Poe House in the poor house
While the Mark Twain House has enough money that $1 million has been embezzled since 2002, the Edgar Allen Poe House in Baltimore has been facing different troubles. Perhaps if Poe had been more of a John, his former home (which is in danger of closing) wouldn’t have so much trouble attracting crowds and funding. Although, perhaps the trouble is that other Poe houses are in competition for the broods of brooding pilgrims.
But what draws us to Writers’ Houses? It’s one thing to cherish their libraries and preserve their letters, but is enshrining their bookshelves worthy of the cost of maintenance and the price of admission?
It’s not a house it’s a home
I once visited Finca Vigia, Hemingway’s house in Cuba, where I spent most of the time spying through the windows for a glimpse at Papa’s typewriter (due to a string of thefts, the public wasn’t allowed to cross the threshold). I remained outside until a security guard alerted me to the secret price of secret admission. For a few dollars, a few of us were sneaked indoors, where the guard snatched up my camera, snapped our photograph, and promptly kicked us out.

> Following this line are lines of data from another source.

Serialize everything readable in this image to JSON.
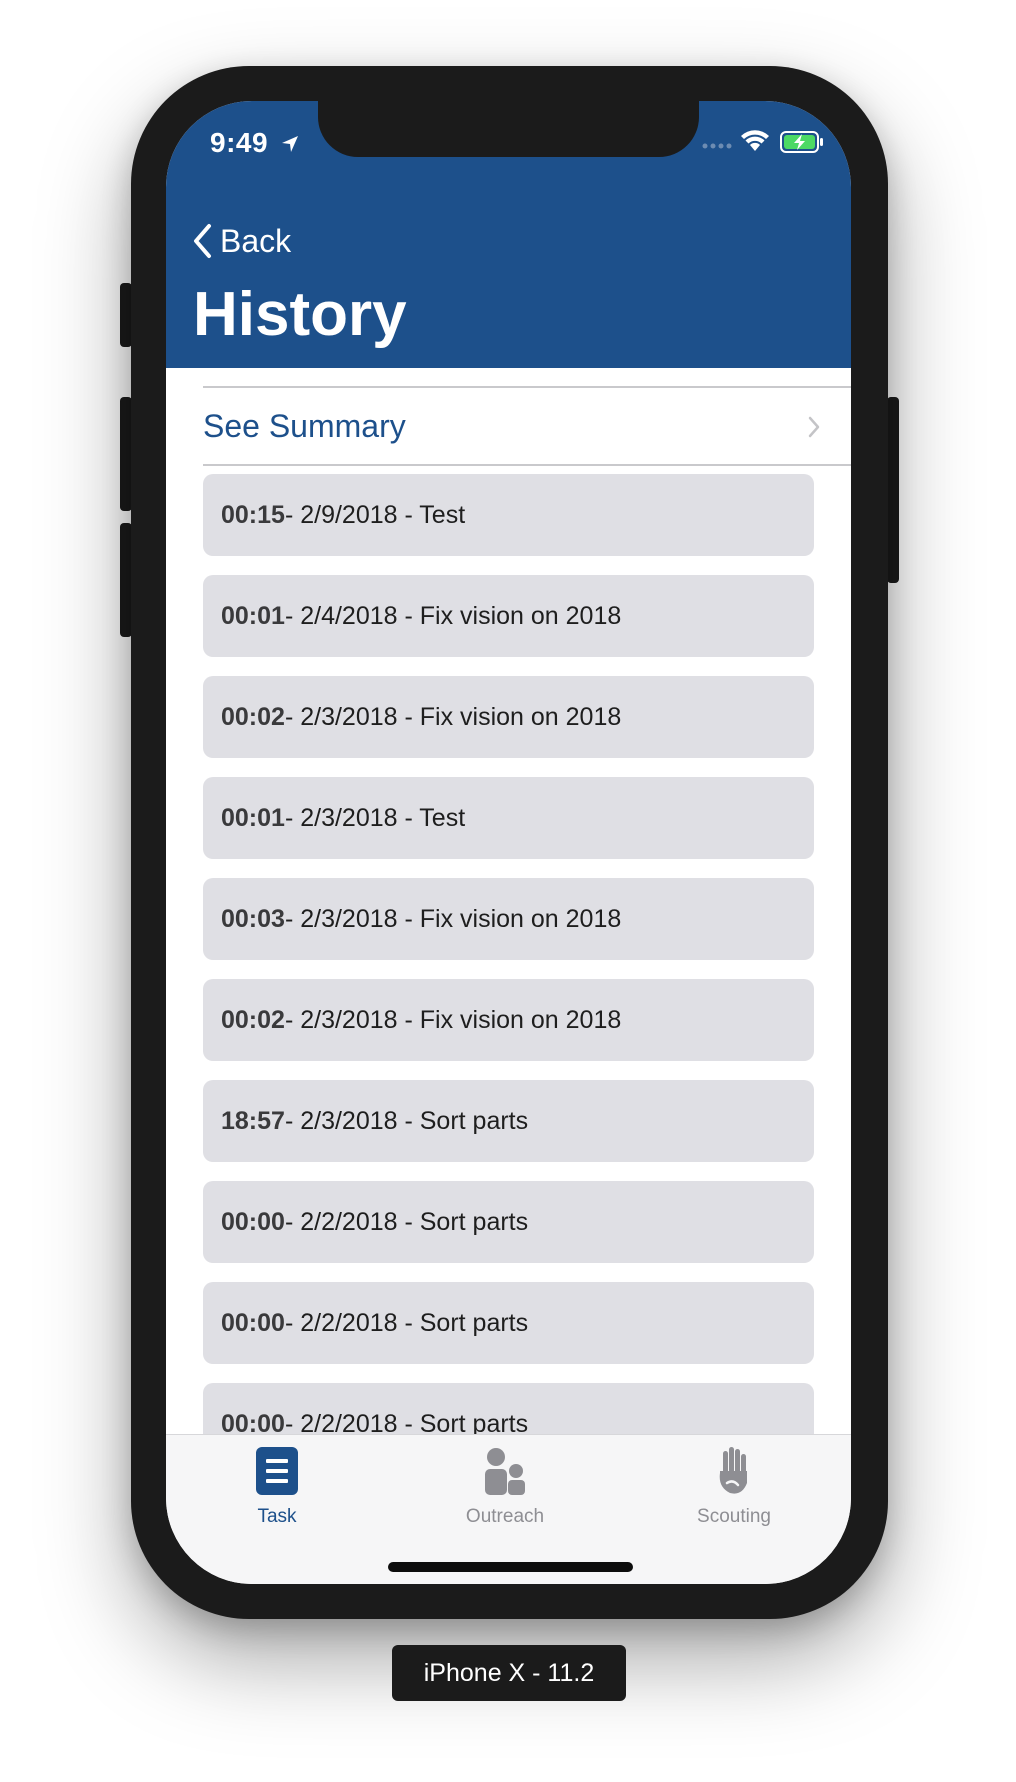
{
  "status_bar": {
    "time": "9:49"
  },
  "nav": {
    "back_label": "Back",
    "title": "History"
  },
  "summary": {
    "label": "See Summary"
  },
  "history_items": [
    {
      "duration": "00:15",
      "rest": " - 2/9/2018 - Test"
    },
    {
      "duration": "00:01",
      "rest": " - 2/4/2018 - Fix vision on 2018"
    },
    {
      "duration": "00:02",
      "rest": " - 2/3/2018 - Fix vision on 2018"
    },
    {
      "duration": "00:01",
      "rest": " - 2/3/2018 - Test"
    },
    {
      "duration": "00:03",
      "rest": " - 2/3/2018 - Fix vision on 2018"
    },
    {
      "duration": "00:02",
      "rest": " - 2/3/2018 - Fix vision on 2018"
    },
    {
      "duration": "18:57",
      "rest": " - 2/3/2018 - Sort parts"
    },
    {
      "duration": "00:00",
      "rest": " - 2/2/2018 - Sort parts"
    },
    {
      "duration": "00:00",
      "rest": " - 2/2/2018 - Sort parts"
    },
    {
      "duration": "00:00",
      "rest": " - 2/2/2018 - Sort parts"
    }
  ],
  "tabs": [
    {
      "label": "Task",
      "icon": "list-icon",
      "active": true
    },
    {
      "label": "Outreach",
      "icon": "people-icon",
      "active": false
    },
    {
      "label": "Scouting",
      "icon": "hand-icon",
      "active": false
    }
  ],
  "device_label": "iPhone X - 11.2",
  "colors": {
    "brand": "#1d508b",
    "item_bg": "#dfdfe4",
    "inactive_tab": "#8e8e93"
  }
}
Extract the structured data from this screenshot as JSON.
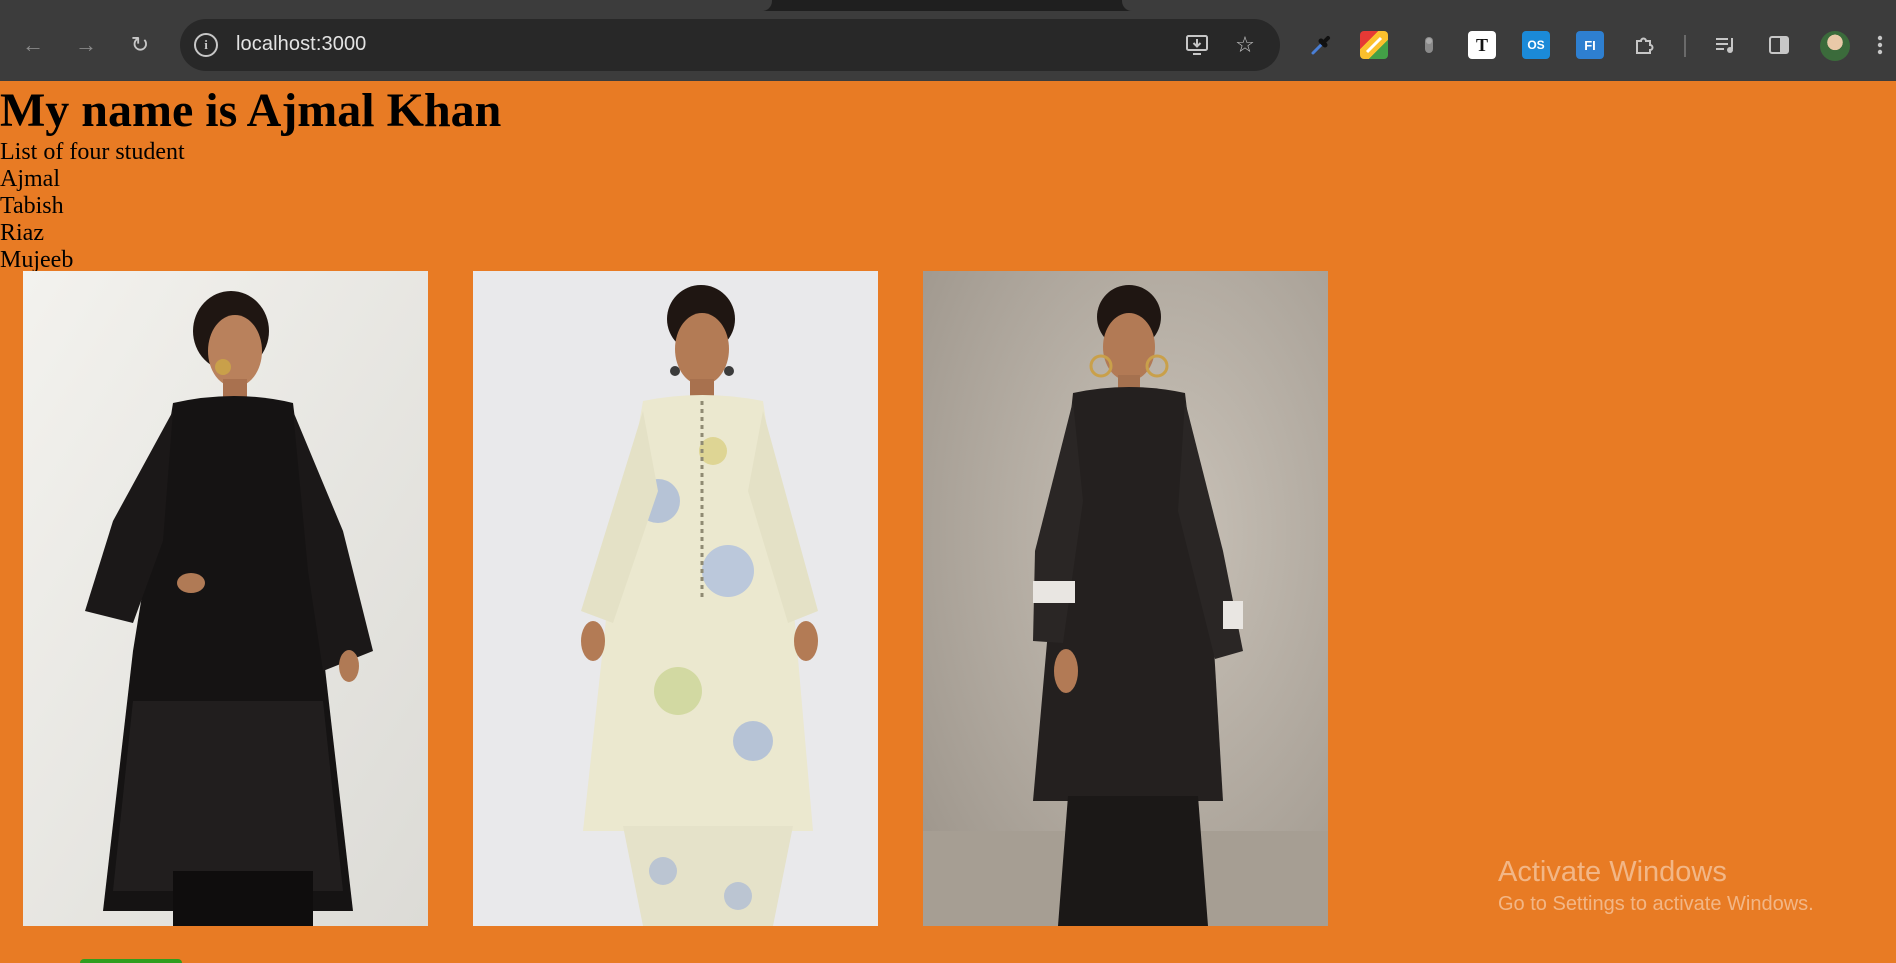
{
  "browser": {
    "url": "localhost:3000",
    "icons": {
      "back": "arrow-left-icon",
      "forward": "arrow-right-icon",
      "reload": "reload-icon",
      "site_info": "info-icon",
      "install": "install-app-icon",
      "bookmark": "star-icon",
      "extensions": [
        "eyedropper-icon",
        "color-palette-icon",
        "ghost-icon",
        "text-T-icon",
        "os-addon-icon",
        "fi-icon",
        "puzzle-extensions-icon"
      ],
      "reading_list": "media-queue-icon",
      "side_panel": "side-panel-icon",
      "profile": "avatar",
      "menu": "kebab-menu-icon"
    },
    "ext_labels": {
      "text_t": "T",
      "os": "OS",
      "fi": "FI"
    }
  },
  "page": {
    "title": "My name is Ajmal Khan",
    "list_heading": "List of four student",
    "students": [
      "Ajmal",
      "Tabish",
      "Riaz",
      "Mujeeb"
    ],
    "background_color": "#e87b24",
    "photos": [
      {
        "name": "model-black-lace-kurta"
      },
      {
        "name": "model-floral-cream-kurta"
      },
      {
        "name": "model-black-kurta-white-cuffs"
      }
    ]
  },
  "watermark": {
    "line1": "Activate Windows",
    "line2": "Go to Settings to activate Windows."
  }
}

Looking at that photograph, in which my sister, a friend, and I stand slack-jawed amid Hemingway’s taxidermied trophies, it’s clear that although I made it only as far as his foyer, I was thrilled. But why?
Is genius contagious? Would touching the pixie dust settled atop the keys of Hemingway’s typewriter transform me into a better writer?
In The New York Review of Books, poet April Bernhard addresses the issue in her essay for “Here’s What I Hate About Writers’ Houses.” Bernhard says: “Here’s what I hate about Writers’ Houses: the basic mistakes. That art can be understood by examining the chewed pencils of the writer. That visiting such a house can substitute for reading the work. That real estate, including our own envious attachments to houses that are better, or cuter, or more inspiring than our own, is a worthy preoccupation. That writers can or should be sanctified. That private life, even of the dead, is ours to plunder.” Bernhard makes some fine points, and I now share her mixed feelings of “exasperation and fascination” that can make a visit to a writer’s former haunts feel like an intolerable grade school field trip.
Certainly a writer’s true legacy resides in the work they’ve left behind, not in the homes they once occupied. But we go to readings to see the real-life writers, to be in their presence, to experience the person behind the page; perhaps visiting a dead writer’s home is the closest connection we can make. And although we can read about their lives and living situations in biographies, standing in their home offers a certain depth of experience, an immersion in their lives.
In his new column for The Outlet, Kristopher Jansma wrote about his pilgrimage to the Gutenberg Bible, saying that although its online version is more accessible, more searchable, and more useful, nothing compares to the genuine article. “Being there with the Gutenberg Bible, I had revelations I would not have had looking at the digital facsimile,” Jansma says. “It’s the difference between studying the Grand Canyon on Google Earth, and standing on its rim.”
In the case of Writers’ Houses, perhaps it’s the difference between reading Black Beauty and a visit to the Mustang Ranch.